● **Directions for this task**: For every line that contains the string "properties", pull that line out of the material below.

● **Source data**:
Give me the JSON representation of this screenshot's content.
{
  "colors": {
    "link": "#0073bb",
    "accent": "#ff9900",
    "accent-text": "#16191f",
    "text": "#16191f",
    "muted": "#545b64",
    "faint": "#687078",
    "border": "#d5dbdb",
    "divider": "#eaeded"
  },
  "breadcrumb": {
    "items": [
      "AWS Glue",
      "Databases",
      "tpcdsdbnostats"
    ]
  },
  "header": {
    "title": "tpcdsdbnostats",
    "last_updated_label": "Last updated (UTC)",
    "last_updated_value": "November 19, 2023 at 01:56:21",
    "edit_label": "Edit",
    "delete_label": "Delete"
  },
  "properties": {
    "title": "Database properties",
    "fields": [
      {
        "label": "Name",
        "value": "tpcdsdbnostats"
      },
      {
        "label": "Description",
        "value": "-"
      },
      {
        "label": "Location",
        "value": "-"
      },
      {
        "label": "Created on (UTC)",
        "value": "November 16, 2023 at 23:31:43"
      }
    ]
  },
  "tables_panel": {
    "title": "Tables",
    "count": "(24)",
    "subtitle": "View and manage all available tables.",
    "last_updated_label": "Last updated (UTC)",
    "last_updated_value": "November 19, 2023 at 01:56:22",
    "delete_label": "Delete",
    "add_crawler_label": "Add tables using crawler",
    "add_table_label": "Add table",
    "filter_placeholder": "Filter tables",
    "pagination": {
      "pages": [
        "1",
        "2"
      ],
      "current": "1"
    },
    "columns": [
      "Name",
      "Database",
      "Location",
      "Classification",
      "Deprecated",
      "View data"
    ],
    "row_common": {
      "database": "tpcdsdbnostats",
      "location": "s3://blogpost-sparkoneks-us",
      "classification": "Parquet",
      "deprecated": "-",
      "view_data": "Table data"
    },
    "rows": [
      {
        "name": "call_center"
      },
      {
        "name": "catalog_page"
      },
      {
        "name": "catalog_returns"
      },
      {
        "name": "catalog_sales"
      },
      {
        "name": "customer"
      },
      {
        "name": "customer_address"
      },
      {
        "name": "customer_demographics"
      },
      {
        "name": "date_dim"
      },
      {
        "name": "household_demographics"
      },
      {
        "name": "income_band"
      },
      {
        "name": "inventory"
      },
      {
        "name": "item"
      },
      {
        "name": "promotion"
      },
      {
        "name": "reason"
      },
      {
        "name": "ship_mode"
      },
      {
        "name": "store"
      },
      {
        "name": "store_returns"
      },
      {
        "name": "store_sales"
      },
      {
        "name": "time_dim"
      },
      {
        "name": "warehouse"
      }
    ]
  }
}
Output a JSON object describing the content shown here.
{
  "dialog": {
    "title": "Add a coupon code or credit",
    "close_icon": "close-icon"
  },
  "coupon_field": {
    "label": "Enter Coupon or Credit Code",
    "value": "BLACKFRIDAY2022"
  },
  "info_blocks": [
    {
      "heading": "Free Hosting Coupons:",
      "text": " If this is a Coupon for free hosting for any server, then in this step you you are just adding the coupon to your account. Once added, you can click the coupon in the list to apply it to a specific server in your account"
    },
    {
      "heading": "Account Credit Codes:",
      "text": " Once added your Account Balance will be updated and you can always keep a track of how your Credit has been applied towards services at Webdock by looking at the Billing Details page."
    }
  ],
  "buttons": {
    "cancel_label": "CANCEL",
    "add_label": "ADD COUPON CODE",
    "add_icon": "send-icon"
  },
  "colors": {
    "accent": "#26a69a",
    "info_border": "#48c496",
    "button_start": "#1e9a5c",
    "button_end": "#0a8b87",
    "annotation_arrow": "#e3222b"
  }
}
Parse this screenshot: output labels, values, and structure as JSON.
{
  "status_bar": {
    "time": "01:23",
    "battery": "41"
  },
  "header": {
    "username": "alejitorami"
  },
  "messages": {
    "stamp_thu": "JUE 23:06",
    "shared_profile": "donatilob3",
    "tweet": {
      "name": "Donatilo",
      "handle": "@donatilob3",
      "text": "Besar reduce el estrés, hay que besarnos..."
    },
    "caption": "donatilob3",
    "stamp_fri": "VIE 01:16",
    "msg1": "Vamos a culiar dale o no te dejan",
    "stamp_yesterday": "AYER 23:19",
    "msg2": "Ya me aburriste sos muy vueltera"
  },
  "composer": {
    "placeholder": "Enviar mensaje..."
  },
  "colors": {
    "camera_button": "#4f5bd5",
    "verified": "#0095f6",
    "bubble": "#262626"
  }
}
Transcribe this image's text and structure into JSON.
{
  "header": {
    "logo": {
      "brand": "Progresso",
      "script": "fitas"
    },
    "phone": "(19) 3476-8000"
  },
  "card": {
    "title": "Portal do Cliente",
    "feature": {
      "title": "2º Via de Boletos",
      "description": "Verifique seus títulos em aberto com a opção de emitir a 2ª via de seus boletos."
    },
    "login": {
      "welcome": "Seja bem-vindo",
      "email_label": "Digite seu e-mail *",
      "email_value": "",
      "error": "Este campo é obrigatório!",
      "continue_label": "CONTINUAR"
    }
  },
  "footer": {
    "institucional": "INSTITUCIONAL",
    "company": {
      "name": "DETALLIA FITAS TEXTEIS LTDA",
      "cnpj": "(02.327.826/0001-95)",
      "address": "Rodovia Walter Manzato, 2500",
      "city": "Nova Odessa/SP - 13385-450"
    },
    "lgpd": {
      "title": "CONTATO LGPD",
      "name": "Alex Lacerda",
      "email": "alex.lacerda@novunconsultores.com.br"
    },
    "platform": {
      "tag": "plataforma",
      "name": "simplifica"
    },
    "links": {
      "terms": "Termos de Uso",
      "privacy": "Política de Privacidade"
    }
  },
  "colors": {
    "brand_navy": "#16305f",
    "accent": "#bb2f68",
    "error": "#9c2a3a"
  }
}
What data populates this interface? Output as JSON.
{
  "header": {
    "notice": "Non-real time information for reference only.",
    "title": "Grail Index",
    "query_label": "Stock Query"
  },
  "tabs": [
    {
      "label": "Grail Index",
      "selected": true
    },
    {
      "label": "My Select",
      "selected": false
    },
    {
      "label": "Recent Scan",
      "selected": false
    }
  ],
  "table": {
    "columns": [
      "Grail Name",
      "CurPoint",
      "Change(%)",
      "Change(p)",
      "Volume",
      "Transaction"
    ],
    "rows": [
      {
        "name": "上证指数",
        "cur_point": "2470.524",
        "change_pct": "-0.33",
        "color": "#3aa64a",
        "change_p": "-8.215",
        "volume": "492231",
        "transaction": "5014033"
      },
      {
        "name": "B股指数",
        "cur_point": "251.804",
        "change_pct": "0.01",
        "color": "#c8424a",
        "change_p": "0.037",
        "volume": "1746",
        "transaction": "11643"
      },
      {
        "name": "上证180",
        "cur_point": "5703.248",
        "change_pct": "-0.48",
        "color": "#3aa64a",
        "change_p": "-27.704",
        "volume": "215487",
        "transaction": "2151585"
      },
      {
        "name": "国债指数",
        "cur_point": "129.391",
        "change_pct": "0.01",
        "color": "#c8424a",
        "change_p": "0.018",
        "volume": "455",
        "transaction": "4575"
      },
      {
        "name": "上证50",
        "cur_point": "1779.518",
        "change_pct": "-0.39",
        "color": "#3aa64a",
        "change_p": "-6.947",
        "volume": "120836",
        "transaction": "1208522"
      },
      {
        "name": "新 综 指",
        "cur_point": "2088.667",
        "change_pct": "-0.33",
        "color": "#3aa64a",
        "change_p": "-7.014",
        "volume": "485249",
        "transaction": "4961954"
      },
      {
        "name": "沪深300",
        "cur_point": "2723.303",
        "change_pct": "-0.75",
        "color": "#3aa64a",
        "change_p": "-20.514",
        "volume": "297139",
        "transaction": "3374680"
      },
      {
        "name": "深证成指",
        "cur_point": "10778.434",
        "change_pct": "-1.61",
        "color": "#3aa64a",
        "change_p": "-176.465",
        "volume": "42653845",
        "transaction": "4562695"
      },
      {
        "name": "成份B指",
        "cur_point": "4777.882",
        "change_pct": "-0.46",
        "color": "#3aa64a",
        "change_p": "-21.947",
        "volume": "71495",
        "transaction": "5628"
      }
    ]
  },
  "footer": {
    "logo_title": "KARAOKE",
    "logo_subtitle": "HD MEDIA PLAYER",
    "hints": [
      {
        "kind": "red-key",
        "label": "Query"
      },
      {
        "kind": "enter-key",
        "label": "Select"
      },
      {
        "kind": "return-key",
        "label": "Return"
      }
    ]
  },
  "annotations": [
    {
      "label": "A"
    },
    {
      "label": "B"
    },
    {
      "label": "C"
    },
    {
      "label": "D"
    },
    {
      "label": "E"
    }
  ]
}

● **The completed task**:
  "properties": {
    "title": "Database properties",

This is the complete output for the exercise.